New Year’s Eve 1962, I was staying with my mother in Cuernavaca at the house of Merle Oberon and her husband Bruno Pagliai. The house itself was rumored to have been built by Cortés’s forces to serve as a women’s prison. (It’s across the street from the Palace of Cortés, with Diego Rivera’s murals in homage to Emiliano Zapata). New Year’s party guests included plenty of Hollywood notables—besides Merle herself, there were Dana Wynter and Greg Bautzer, Bill and Edie Goetz, Irene Selznick, and the man himself, Frank Sinatra. “Come meet Frank,” said Merle, leading me by the hand to where he stood in the middle of the patio. It was mercifully brief. She said my name, he extended his right hand to pat my elbow and, before turning away, flicked me a one-liner: “Good luck to you, kid.”
Lest it go unmentioned, “Frank Sinatra” precedes “My Generation,” a piece in part about Berkson’s attendance of Truman Capote’s famous Black and White Ball. A picture of Berkson and his mother at the ball behind Sinatra and Mia Farrow accompanies “My Generation.” The degree to which Berkson witnessed, much less took part in, so many of the major artistic events of the twentieth century—he was at the Black and White Ball!—really is astounding.
To return to Since When’s subtitle, that the book is a “memoir in pieces” cuts both ways. In a collection of pieces not all are equal, and some read less like full essays than half-finished scraps, better suited to an archive than a book. There’s the aforementioned “100 Women,” and “Ten Books That Changed the World,” which is precisely what is sounds like (I agree with Berkson about O’Hara’s Meditations in an Emergency but am less sure about some of his other choices). Indeed, as the book reaches its close, its pieces are increasingly fragmented. Where the first two thirds of the book positively hum along, the occasional quality of the work in Since When’s last few sections—now a piece reflecting on some books, now “Memory Snippets”—leads to a choppy reading experience.
But this fragmentation doesn’t equal a drop in quality; the book’s final pages contain diamonds. For example, “Journal Snippets: New York 1961-70” includes the following gem, a perfect capsule of time and place, about a night out with Ted Berrigan and Jim Carroll:

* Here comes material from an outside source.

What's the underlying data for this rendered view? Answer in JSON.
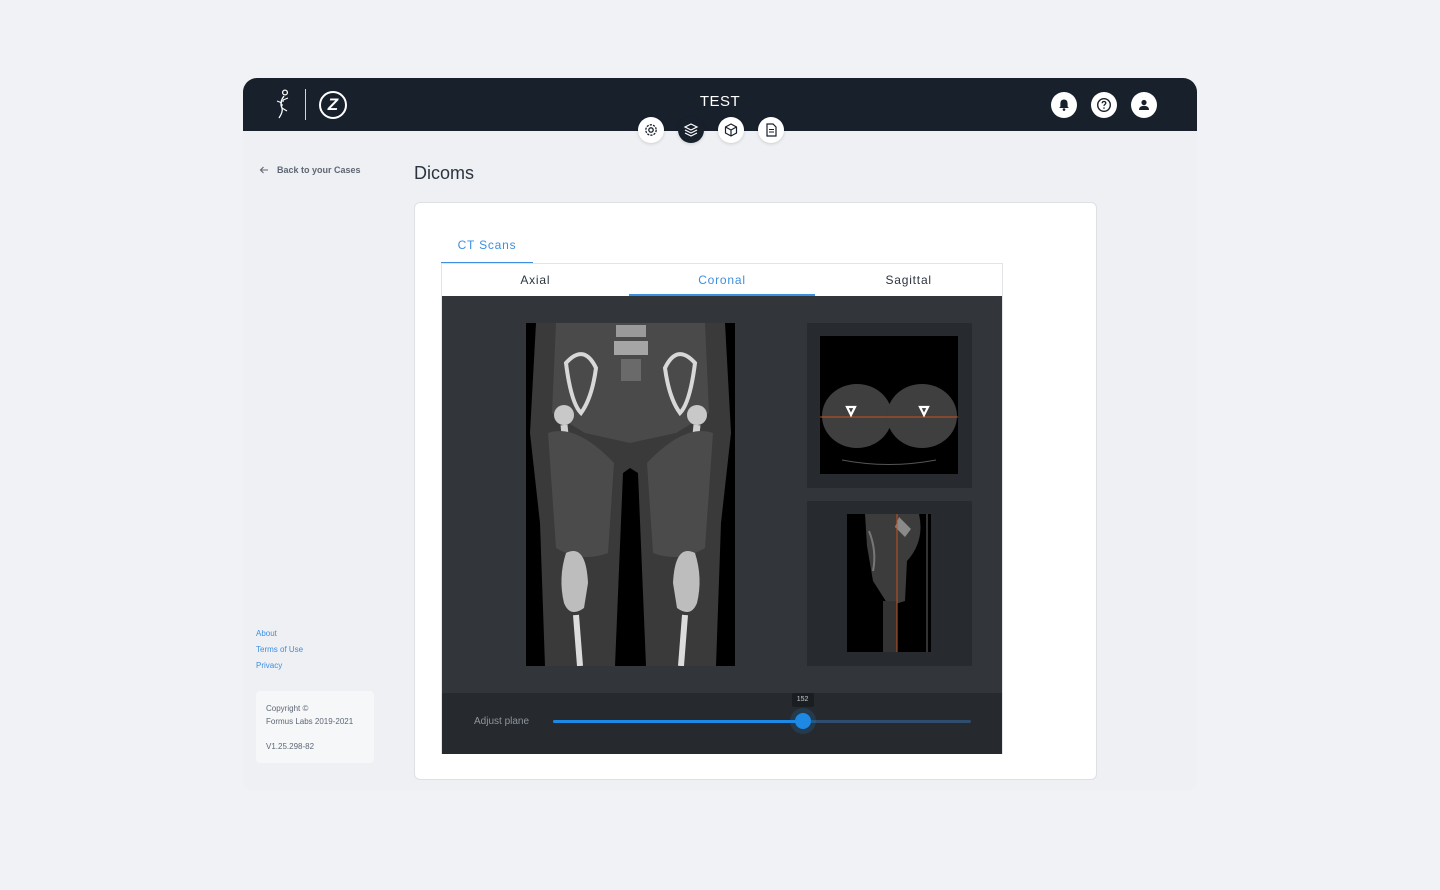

An all-nighter with Ted and Jim Carroll. At dawn we walk across town and have breakfast in a diner on the far west end of Greenwich Avenue. Returning eastward on Eleventh Street between Fifth and Sixth we see rubble we later learn is that from the explosion in an old townhouse, 18 West Eleventh, where members of the Weather Underground, including Kathy Boudin, the daughter of our poet friend Jean Boudin and her lawyer husband Leonard, had accidentally set off a bomb they were in the process of making. Kathy was wounded but survived; three of the group were killed in the blast. The street was a mess. A bookcase hanging at a forty-five-degree angle from the next-door house turned out to be Dustin Hoffman’s.